#### Records supplied:
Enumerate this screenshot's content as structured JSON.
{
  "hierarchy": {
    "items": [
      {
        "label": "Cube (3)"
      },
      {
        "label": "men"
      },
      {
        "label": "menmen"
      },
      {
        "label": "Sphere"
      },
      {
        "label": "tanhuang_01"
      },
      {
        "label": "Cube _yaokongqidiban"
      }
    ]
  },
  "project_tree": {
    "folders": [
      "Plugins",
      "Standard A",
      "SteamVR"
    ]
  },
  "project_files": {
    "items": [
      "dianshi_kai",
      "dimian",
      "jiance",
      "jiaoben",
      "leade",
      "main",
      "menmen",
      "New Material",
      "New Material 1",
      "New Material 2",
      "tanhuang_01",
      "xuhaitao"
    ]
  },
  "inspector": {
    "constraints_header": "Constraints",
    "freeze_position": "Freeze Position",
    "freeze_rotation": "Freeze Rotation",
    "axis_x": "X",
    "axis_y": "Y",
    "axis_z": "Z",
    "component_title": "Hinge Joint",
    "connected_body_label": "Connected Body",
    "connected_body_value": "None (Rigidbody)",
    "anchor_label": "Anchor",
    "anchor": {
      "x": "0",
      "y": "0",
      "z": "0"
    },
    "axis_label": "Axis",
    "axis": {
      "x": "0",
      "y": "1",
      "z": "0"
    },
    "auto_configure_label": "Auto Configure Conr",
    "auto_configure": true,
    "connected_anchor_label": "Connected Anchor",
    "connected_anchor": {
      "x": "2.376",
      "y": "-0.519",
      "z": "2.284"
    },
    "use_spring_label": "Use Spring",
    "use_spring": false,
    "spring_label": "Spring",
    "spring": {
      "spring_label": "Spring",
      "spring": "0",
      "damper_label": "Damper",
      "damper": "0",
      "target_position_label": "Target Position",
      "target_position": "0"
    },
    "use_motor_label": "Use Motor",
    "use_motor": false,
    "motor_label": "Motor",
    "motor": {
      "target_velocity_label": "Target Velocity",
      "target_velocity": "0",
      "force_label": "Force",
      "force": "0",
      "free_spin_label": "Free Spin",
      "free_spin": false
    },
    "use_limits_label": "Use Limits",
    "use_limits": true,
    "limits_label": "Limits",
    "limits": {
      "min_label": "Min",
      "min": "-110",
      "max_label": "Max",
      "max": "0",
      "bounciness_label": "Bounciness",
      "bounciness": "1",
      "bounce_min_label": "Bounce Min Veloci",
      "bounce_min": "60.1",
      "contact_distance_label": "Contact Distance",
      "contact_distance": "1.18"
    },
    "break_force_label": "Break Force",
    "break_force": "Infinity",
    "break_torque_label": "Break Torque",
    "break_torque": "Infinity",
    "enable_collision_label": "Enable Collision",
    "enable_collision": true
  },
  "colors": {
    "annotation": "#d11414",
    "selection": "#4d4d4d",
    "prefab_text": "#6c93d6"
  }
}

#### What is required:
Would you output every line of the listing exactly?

#### Task answer:
Enumerate this screenshot's content as structured JSON.
{
  "hierarchy": {
    "items": [
      {
        "label": "Cube (3)"
      },
      {
        "label": "men"
      },
      {
        "label": "menmen"
      },
      {
        "label": "Sphere"
      },
      {
        "label": "tanhuang_01"
      },
      {
        "label": "Cube _yaokongqidiban"
      }
    ]
  },
  "project_tree": {
    "folders": [
      "Plugins",
      "Standard A",
      "SteamVR"
    ]
  },
  "project_files": {
    "items": [
      "dianshi_kai",
      "dimian",
      "jiance",
      "jiaoben",
      "leade",
      "main",
      "menmen",
      "New Material",
      "New Material 1",
      "New Material 2",
      "tanhuang_01",
      "xuhaitao"
    ]
  },
  "inspector": {
    "constraints_header": "Constraints",
    "freeze_position": "Freeze Position",
    "freeze_rotation": "Freeze Rotation",
    "axis_x": "X",
    "axis_y": "Y",
    "axis_z": "Z",
    "component_title": "Hinge Joint",
    "connected_body_label": "Connected Body",
    "connected_body_value": "None (Rigidbody)",
    "anchor_label": "Anchor",
    "anchor": {
      "x": "0",
      "y": "0",
      "z": "0"
    },
    "axis_label": "Axis",
    "axis": {
      "x": "0",
      "y": "1",
      "z": "0"
    },
    "auto_configure_label": "Auto Configure Conr",
    "auto_configure": true,
    "connected_anchor_label": "Connected Anchor",
    "connected_anchor": {
      "x": "2.376",
      "y": "-0.519",
      "z": "2.284"
    },
    "use_spring_label": "Use Spring",
    "use_spring": false,
    "spring_label": "Spring",
    "spring": {
      "spring_label": "Spring",
      "spring": "0",
      "damper_label": "Damper",
      "damper": "0",
      "target_position_label": "Target Position",
      "target_position": "0"
    },
    "use_motor_label": "Use Motor",
    "use_motor": false,
    "motor_label": "Motor",
    "motor": {
      "target_velocity_label": "Target Velocity",
      "target_velocity": "0",
      "force_label": "Force",
      "force": "0",
      "free_spin_label": "Free Spin",
      "free_spin": false
    },
    "use_limits_label": "Use Limits",
    "use_limits": true,
    "limits_label": "Limits",
    "limits": {
      "min_label": "Min",
      "min": "-110",
      "max_label": "Max",
      "max": "0",
      "bounciness_label": "Bounciness",
      "bounciness": "1",
      "bounce_min_label": "Bounce Min Veloci",
      "bounce_min": "60.1",
      "contact_distance_label": "Contact Distance",
      "contact_distance": "1.18"
    },
    "break_force_label": "Break Force",
    "break_force": "Infinity",
    "break_torque_label": "Break Torque",
    "break_torque": "Infinity",
    "enable_collision_label": "Enable Collision",
    "enable_collision": true
  },
  "colors": {
    "annotation": "#d11414",
    "selection": "#4d4d4d",
    "prefab_text": "#6c93d6"
  }
}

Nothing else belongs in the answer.